LONDON] Semiconductor maker Advanced Micro Devices Inc is betting that a purchase of a Texas-based chipmaker will help drive the adoption of more portable virtual reality headsets.
AMD, which is headquartered in Sunnyvale, California, announced its purchase of Nitero for an undisclosed price on Monday. Nitero has developed a 60 gigahertz wireless chip that it says can transmit high-resolution video without any delays or lags.
Roy Taylor, AMD's vice president of alliances, told the Virtual Reality World Congress, an industry conference in Bristol, England, on Wednesday that virtual reality's growth has been held back by VR headsets' need to be tethered to a personal computer or gaming device with a thick cord.
Mr Taylor rebutted the idea that lower-than-projected sales of headsets, like Facebook Inc's Occulus or HTC Corp's Vive, mean that virtual reality is overhyped and would not become a mainstream technology.
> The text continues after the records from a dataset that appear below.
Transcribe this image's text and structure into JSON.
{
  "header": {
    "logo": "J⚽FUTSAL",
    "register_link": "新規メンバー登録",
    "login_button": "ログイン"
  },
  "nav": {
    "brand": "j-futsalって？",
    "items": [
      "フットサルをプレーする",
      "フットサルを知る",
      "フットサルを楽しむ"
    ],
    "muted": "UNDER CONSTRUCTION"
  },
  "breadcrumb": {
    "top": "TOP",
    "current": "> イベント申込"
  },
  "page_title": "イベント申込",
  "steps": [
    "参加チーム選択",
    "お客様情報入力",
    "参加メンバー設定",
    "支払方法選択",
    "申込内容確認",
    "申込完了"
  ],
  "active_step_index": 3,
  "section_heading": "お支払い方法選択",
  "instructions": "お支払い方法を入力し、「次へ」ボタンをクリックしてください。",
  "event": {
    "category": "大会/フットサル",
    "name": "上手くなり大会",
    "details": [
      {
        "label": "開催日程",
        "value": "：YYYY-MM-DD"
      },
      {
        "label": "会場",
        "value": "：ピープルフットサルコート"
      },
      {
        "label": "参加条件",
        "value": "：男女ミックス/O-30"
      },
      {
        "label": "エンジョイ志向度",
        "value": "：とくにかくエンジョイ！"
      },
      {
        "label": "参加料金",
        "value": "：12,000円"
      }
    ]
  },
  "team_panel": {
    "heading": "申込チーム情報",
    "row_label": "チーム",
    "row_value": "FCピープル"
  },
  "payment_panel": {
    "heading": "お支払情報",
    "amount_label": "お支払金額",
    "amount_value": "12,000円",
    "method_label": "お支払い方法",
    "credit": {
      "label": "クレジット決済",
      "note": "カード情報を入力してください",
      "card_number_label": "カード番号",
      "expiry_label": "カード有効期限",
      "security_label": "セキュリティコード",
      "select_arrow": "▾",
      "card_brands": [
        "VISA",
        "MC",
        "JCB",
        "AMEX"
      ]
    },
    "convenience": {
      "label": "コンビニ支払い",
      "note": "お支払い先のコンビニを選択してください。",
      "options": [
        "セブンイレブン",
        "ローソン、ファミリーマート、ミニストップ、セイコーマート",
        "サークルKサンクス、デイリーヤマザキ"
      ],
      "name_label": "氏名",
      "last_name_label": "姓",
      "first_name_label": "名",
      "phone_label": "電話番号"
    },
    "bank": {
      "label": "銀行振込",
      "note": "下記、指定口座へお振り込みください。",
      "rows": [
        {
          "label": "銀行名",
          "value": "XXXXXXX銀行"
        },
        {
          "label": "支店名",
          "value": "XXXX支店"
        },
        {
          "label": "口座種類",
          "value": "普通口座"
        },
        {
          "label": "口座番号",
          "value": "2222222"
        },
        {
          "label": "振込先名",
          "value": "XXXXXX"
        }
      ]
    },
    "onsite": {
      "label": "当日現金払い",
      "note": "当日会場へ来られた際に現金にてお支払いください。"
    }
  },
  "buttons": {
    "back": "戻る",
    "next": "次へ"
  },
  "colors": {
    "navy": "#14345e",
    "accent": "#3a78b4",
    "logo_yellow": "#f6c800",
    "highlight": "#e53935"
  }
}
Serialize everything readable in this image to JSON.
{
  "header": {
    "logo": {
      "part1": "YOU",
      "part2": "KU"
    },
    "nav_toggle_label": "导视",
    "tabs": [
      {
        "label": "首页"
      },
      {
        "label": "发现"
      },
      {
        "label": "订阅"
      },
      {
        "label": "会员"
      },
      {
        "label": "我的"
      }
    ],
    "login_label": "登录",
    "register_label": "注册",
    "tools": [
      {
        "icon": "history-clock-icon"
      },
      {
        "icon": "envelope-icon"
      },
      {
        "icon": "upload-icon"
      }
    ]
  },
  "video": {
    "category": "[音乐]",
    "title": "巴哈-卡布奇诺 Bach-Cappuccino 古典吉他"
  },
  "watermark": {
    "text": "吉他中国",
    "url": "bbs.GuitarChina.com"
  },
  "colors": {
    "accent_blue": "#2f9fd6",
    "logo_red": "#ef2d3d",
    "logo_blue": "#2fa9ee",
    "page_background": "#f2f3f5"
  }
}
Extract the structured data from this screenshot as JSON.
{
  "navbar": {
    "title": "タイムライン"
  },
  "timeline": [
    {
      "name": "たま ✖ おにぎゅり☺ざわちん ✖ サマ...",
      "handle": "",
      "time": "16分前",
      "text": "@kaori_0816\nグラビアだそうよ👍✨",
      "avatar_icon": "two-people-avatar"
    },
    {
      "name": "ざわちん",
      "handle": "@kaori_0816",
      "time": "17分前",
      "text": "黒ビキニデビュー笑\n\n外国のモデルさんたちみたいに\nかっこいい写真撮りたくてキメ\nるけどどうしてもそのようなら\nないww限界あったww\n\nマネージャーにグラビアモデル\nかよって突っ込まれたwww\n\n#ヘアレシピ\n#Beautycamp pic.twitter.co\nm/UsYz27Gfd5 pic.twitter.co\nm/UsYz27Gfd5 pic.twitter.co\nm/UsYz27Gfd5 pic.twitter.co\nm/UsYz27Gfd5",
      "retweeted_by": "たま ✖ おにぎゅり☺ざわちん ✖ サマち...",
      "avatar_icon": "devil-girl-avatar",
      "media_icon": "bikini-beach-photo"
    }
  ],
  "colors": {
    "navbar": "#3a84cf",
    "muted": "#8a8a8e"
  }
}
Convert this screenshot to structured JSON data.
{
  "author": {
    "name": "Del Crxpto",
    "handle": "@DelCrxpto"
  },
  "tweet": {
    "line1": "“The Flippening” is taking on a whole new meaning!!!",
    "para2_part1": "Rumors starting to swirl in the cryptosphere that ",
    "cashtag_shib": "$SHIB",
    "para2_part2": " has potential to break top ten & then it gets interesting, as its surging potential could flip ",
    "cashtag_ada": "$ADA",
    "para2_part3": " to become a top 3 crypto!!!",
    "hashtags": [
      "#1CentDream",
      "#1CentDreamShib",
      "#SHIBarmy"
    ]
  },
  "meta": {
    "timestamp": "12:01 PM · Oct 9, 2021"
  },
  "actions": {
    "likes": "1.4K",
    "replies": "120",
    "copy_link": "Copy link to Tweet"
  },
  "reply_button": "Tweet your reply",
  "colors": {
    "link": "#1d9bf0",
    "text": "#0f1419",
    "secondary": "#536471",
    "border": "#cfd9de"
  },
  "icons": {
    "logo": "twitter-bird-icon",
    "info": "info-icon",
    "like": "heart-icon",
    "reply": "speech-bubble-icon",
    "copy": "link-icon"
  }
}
Such criticism, he said, was like Time magazine saying in 1994 that the internet would never amount to anything.
AMD has bet heavily that the growth of virtual reality and augmented reality will lead to higher demand for the high-end graphics processing units and central processing units it sells. To help promote these technologies, the company has helped sponsor virtual reality films, games and stand-alone experiences.
Mr Taylor cited estimates that say by 2020 there will be 23 million room-based virtual reality headsets in users' hands and 122 million mobile-based virtual reality headsets, such as Google's Daydream, purchased.
While Mr Taylor said that the high video frame rates required to produce virtual reality that is comfortable for people to watch, without becoming nauseous, posed a challenge for filmmakers and game designers who wished to create virtual reality content, chipmakers will soon overcome this technical hurdle.
"The competition between us at AMD and Nvdia and Infineon is fierce and we are going to produce better and better GPUs and CPUs," he said. "Don't think about rendering today, think what rendering will be like in one to three years from now when you bring your content to market." He said that AMD sees location-based virtual reality experiences, where people go and pay to view VR content outside of their homes and which are often located in places like shopping malls, are also going to be a key business model for virtual reality and will help spread the technology. AMD has partnered with a number of these virtual reality experience venues in both the US, Europe and Asia.